The Affordable Care Act has been a godsend for many of the poorest New Yorkers, but some people -- even those eligible for subsidies -- still can't make room in their budgets for premiums and deductibles.
Collin Slattery, 26, founder of digital marketing agency Taikun Inc., constructed a risk analysis based on nystateofhealth.ny.gov offerings.
While he would like insurance, he discovered that even with a subsidy, "it's $150 a month for a bronze plan with a $3,000 deductible" -- money he prefers to put toward actual care from a doc-in-the-box should he get injured.
He lauds the ACA for providing coverage to millions of previously uninsured and uninsurable Americans "but there is a distinct subset of people of which I am a member who do not benefit," and who find it unfeasible to get yet another roommate or move to an even cheaper place. (Slattery already splits his $2,200 rent in Crown Heights with a roommate.)
A national survey in June of uninsured adults released by the Robert Wood Johnson Foundation found that cost was the main barrier to insurance: 79% who had looked for it said they simply could not afford it. Most respondents were working, but wages have lagged notoriously behind zooming housing and health costs: 58% said they had $100 or less left over each month after paying bills; 56% said they had less than $100 in savings.

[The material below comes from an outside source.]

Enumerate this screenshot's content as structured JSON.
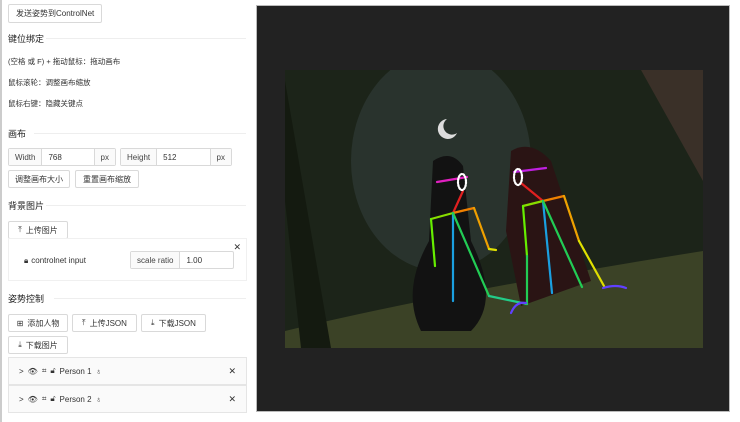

But the law has been an unquestionable boon for the poorest New Yorkers: Almost 74% of the 900,000 New York City residents who have obtained insurance on nystateofhealth.ny.gov receive Medicaid -- virtually free coverage and care paid for with federal and state funds.
Another 46,000 -- or 5.1% -- of those covered are kids now under the umbrella of the publicly funded Child Health Plus.
In a city where 56% of renters find rent and utilities gobbling up more than one-third of their incomes, it is the people who make too much to be eligible for Medicaid -- but not enough to pay 9% percent of their annual income in premiums and buckets more toward deductibles -- who seem most likely to ante up the 2% penalty (or $325 per adult -- whichever amount is greater) on their 2015 income taxes.
Melissa Mesku, 33, CEO of Pure Cure Dental Technology, has been uninsured most of her life. Insurance as it exists in the U.S. simply isn't worth it, said the East Village resident, who has lived abroad and finds many U.S. health care practices based on needless liability medicine.
As for the risk she's undertaken, "I've had friends with insurance," who were hospitalized for months after catastrophes "and they still wound up bankrupt," she said.
Mesku contends that instead of paying providers exorbitant prices when she needs medical care (as many uninsured do), she negotiates a "huge discount," because she offers cash.
But when her uninsured Ireland-born boyfriend, Roddy O'Hehir, 44, broke his arm in a biking accident at the South Street Seaport in May 2014, he was quoted $25,000 by a hospital to fix it -- and told to pay $10,000 up front.
"I got myself on a plane," and went back to Ireland, recounted O'Hehir. The surgery, which included two screws into his bone, cost a total of 75 euros (about $82), whereas the cost of his brief E.R. visit here was $2,500. "I was very, very careful to insure I didn't get an ambulance," after the wreck, imploring a concerned bystander not to call one, so as not to incur additional costs, he recalled.
Many immigrant New Yorkers obtain needed medical care in their home countries, but as O'Hehir observed, "this works as long as you have an injury you can transport," and do not have a chronic health condition needing constant monitoring.
"The people who say they don't need it are absolutely the people who do: If you don't have the money for premiums, you won't have the money for a hospitalization," said Dave Olverson, 31, who runs thenewyorkbudget.com. While Olverson has a day job that provides coverage, he urges cash-crashed New Yorkers to "try to make it work" to allow for a worst-case scenario that could demolish them financially.
Slattery, a former professional poker player, insists he has considered that scenario, but rationalized that he lives carefully, and were he to suffer an accident, the liability insurance of the person responsible for it would likely cover his medical expenses.
Yes, there probably should be "carve outs" for people living in high cost areas and it would be helpful if there was more plan diversity to better appeal to the young and healthy, allowed Dr. Kathryn Votava, president of Goodcare.com, a health insurance consultancy, but the uninsured she said, are "playing Russian roulette. Some will win and some will lose. ... The number one cause of bankruptcy in the U.S. is medical expenses," said Votava.
Few people have the cash and the discipline to "self insure," by saving money they would otherwise spend on premiums and deductibles in the event of a medical emergency, though that is a viable strategy, said Olverson, who lives with his fiancee and two roommates on the Upper West Side. Those who can't self-insure need to think of ways to be covered -- landing a part-time job offering insurance or relocating to a less expensive location, he advised. "Moving to Canada is not a terrible option. It's a beautiful country," Olverson said.